Exercise aim:
In the material below, find every line containing the string "BLMTI" and return it.
******************************
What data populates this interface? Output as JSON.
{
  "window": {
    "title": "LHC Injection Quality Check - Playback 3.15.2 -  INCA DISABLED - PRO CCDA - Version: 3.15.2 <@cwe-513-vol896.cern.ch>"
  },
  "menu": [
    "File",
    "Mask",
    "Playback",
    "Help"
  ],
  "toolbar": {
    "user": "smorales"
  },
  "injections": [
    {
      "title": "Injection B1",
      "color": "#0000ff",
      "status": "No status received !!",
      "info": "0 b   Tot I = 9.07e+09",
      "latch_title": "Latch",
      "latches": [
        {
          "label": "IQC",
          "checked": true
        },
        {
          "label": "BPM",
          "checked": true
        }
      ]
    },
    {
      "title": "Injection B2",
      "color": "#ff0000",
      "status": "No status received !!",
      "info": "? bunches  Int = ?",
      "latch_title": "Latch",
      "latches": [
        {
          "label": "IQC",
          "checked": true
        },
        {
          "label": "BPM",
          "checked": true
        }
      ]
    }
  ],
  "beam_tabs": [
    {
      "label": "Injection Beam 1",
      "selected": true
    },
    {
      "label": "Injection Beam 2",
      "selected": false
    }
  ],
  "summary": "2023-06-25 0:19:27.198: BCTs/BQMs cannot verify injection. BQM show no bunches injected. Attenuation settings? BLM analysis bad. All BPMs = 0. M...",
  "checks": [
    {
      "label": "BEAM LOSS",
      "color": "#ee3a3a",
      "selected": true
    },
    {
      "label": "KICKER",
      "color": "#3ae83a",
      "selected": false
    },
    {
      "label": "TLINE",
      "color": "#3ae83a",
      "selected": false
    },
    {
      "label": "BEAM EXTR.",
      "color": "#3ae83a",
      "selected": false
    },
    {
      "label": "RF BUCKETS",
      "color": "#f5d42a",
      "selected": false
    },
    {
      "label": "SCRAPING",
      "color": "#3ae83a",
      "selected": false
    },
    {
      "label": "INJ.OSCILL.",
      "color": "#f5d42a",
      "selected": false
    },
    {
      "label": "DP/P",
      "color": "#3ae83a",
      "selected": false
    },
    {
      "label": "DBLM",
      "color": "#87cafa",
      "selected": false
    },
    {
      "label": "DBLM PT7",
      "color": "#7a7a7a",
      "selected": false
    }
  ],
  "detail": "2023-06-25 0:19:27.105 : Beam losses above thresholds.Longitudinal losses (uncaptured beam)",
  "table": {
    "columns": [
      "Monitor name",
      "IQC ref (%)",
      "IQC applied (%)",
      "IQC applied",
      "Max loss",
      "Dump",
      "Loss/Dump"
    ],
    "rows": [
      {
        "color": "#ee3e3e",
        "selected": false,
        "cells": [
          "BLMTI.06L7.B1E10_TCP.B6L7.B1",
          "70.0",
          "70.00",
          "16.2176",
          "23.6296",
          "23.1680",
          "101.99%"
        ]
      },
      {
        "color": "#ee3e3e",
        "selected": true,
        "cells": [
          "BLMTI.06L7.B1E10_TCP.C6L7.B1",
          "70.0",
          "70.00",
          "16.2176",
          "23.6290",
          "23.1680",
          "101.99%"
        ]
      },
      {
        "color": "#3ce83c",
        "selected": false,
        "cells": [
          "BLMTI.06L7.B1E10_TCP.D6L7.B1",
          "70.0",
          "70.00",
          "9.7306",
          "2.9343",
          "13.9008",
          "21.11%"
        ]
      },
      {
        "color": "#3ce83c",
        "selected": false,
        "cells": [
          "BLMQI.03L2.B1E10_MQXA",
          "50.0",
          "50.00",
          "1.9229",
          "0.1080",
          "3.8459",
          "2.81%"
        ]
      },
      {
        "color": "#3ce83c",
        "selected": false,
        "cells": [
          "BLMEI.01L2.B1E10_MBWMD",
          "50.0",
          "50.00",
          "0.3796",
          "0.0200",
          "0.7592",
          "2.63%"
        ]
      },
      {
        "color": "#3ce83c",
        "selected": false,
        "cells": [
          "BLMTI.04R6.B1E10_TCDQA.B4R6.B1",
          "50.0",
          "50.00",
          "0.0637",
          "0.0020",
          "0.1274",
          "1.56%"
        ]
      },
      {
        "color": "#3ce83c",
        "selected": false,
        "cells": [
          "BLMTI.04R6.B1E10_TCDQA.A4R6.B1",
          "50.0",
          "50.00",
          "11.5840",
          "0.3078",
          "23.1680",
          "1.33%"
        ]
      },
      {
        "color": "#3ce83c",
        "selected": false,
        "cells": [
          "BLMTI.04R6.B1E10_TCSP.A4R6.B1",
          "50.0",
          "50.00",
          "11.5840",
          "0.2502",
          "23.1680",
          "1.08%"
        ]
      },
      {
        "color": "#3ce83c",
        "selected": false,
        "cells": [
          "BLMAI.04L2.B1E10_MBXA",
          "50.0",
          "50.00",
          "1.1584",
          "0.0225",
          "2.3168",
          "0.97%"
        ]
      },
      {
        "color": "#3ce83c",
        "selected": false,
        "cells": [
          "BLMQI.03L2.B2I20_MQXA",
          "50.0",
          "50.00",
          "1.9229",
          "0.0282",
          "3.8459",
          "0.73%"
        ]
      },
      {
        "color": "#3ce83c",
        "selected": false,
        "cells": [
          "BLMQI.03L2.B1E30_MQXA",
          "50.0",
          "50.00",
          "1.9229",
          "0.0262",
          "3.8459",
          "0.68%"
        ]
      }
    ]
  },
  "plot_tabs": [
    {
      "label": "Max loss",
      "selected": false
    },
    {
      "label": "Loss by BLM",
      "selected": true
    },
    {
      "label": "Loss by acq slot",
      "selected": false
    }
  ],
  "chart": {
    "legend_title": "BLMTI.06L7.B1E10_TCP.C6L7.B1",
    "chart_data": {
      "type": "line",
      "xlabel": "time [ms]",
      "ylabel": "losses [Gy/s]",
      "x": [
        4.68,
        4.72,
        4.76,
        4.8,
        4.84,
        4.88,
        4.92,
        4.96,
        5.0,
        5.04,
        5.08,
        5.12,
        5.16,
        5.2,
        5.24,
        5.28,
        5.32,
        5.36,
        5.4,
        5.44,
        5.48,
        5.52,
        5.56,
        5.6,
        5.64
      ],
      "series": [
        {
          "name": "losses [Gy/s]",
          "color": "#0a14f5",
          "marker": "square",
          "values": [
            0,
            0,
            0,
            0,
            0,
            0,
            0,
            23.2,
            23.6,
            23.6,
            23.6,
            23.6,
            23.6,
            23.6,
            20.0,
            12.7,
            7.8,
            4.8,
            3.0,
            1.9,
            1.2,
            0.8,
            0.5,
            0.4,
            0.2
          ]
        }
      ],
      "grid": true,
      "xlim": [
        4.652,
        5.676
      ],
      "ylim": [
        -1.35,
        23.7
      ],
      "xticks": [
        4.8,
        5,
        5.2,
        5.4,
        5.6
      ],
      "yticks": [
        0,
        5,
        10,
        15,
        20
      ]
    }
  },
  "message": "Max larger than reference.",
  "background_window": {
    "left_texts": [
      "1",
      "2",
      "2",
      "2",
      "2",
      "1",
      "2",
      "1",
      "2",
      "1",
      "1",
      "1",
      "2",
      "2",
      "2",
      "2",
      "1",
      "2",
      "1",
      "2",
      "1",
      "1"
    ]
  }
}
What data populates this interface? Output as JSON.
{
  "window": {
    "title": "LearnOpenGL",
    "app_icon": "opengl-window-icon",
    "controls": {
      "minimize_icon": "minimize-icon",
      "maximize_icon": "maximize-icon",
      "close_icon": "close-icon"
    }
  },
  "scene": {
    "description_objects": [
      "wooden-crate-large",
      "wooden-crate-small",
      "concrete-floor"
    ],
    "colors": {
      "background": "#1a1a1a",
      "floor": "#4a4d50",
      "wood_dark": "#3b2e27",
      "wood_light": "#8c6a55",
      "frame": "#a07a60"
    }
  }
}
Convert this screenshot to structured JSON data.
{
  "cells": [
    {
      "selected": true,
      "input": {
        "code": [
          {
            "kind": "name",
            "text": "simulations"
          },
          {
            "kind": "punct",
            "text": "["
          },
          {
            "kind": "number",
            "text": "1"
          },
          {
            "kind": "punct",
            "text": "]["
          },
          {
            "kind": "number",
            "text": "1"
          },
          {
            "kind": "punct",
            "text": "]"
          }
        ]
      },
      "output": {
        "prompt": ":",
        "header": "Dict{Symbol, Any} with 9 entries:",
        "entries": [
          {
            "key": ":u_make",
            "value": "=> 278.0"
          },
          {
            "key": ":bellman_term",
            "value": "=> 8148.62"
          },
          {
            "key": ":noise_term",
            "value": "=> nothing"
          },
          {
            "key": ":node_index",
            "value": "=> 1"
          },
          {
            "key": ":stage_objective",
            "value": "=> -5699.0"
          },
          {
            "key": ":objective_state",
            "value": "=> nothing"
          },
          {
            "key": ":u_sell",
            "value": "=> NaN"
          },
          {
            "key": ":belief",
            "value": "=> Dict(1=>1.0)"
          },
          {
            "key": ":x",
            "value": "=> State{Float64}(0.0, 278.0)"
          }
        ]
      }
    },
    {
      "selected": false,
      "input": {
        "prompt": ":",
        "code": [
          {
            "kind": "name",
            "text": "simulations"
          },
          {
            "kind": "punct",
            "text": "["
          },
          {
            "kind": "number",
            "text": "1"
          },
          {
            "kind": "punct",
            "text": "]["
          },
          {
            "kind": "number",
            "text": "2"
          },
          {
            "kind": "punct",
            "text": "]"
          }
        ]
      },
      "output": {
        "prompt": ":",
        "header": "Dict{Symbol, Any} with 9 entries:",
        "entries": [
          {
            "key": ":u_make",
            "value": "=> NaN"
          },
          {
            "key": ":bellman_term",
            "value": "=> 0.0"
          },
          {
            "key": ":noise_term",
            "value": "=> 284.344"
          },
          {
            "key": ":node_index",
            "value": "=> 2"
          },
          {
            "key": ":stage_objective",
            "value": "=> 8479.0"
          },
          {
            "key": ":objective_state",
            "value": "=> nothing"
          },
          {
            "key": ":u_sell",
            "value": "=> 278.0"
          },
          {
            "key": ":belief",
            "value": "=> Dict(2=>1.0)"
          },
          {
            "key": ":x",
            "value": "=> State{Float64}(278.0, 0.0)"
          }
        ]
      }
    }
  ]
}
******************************
The completed task:
          "BLMTI.06L7.B1E10_TCP.B6L7.B1",
          "BLMTI.06L7.B1E10_TCP.C6L7.B1",
          "BLMTI.06L7.B1E10_TCP.D6L7.B1",
          "BLMTI.04R6.B1E10_TCDQA.B4R6.B1",
          "BLMTI.04R6.B1E10_TCDQA.A4R6.B1",
          "BLMTI.04R6.B1E10_TCSP.A4R6.B1",
    "legend_title": "BLMTI.06L7.B1E10_TCP.C6L7.B1",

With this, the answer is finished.